Websense briefly classified the home page of networking giant Cisco as a hacking site earlier this week. As a result of the snafu, corporate users of Websense's web filtering technology were denied access to Cisco.com for about 15 minutes on Tuesday. Websense explained that the censorware cock-up arose because an IP address used …
If you're a company as big as Websense, and your job is to do web filtering, how does "whitelist" not make the list of features? Surely if there were such a list, cisco.com would be on it.
I'd expect a major company like Cisco to have a more-or-less permanent IP address.
"After a thorough investigation the site was reviewed and identified safe for browsing within 15 minutes."
'Thorough investigation' and '15 minutes' really don't belong in the same sentence.
It's possible that cisco.com has changed its IP address--it might be on a server farm somewhere--but something about the excuse feels a bit dodgy.
And this is why
IP-based blocking simply does not work in today's world.
You mean that isn't the right site for that?
- Analysis Windows 10: One for the suits, right Microsoft? Or so one THOUGHT
- Vid+Pics Microsoft WINDOWS 10: Seven ATE Nine. Or Eight did really
- Xbox hackers snared US ARMY APACHE GUNSHIP ware - Feds

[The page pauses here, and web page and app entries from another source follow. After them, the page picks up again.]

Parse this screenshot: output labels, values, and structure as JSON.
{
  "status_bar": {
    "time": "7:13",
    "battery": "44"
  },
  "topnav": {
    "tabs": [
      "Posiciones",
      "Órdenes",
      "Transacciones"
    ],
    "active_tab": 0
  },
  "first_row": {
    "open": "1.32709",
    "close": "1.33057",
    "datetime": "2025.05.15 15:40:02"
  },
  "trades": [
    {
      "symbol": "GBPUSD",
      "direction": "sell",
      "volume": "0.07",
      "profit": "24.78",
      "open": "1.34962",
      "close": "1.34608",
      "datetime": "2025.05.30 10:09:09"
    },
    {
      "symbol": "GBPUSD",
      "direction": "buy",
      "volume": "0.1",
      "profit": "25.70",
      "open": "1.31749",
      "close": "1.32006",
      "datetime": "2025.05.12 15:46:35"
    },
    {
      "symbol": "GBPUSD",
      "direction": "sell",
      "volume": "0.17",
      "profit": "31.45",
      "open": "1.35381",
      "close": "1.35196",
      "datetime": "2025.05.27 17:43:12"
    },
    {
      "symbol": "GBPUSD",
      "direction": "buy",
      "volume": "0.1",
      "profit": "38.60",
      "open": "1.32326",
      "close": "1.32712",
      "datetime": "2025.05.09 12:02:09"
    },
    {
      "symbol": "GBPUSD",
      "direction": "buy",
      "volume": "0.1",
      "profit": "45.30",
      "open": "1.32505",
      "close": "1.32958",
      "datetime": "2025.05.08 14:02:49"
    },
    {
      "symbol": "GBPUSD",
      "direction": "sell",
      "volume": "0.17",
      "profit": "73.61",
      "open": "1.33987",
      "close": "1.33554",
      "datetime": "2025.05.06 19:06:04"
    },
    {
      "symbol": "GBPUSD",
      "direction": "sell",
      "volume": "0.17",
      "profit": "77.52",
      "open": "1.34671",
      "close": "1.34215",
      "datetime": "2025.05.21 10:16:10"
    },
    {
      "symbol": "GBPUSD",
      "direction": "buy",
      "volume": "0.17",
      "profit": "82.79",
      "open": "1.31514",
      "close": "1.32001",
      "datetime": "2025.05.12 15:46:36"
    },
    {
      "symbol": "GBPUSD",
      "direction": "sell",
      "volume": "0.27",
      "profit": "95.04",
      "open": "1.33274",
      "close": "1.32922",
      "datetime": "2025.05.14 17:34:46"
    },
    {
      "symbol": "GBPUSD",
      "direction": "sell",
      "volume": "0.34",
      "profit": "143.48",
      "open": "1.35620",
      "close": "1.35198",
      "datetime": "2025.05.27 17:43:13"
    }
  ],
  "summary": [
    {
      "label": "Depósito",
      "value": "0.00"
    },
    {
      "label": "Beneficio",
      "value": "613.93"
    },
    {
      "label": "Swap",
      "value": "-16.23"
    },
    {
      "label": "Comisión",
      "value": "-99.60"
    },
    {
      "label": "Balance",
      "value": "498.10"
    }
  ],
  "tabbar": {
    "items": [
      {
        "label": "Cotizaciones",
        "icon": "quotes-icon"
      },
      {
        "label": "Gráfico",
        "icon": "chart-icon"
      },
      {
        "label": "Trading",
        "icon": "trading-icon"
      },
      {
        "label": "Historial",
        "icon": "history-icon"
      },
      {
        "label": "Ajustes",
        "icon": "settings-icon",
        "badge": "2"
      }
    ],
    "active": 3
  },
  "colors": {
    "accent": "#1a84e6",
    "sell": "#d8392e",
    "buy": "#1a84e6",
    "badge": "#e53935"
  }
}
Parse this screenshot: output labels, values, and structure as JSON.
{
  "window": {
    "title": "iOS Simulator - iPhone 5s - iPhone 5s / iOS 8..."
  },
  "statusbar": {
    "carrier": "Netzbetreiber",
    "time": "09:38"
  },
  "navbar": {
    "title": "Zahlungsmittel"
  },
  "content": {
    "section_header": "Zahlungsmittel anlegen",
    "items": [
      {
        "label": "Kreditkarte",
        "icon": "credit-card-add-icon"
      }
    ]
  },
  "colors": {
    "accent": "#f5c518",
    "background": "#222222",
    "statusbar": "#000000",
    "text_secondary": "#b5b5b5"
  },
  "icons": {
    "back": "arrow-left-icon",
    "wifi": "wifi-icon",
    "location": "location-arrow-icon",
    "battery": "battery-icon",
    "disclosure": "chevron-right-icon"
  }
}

- You dirty RAT! Hong Kong protesters infected by iOS, Android spyware
- Ice, ice maybe: Evidence of 'Grand Canyon' glacier FOUND ON MARS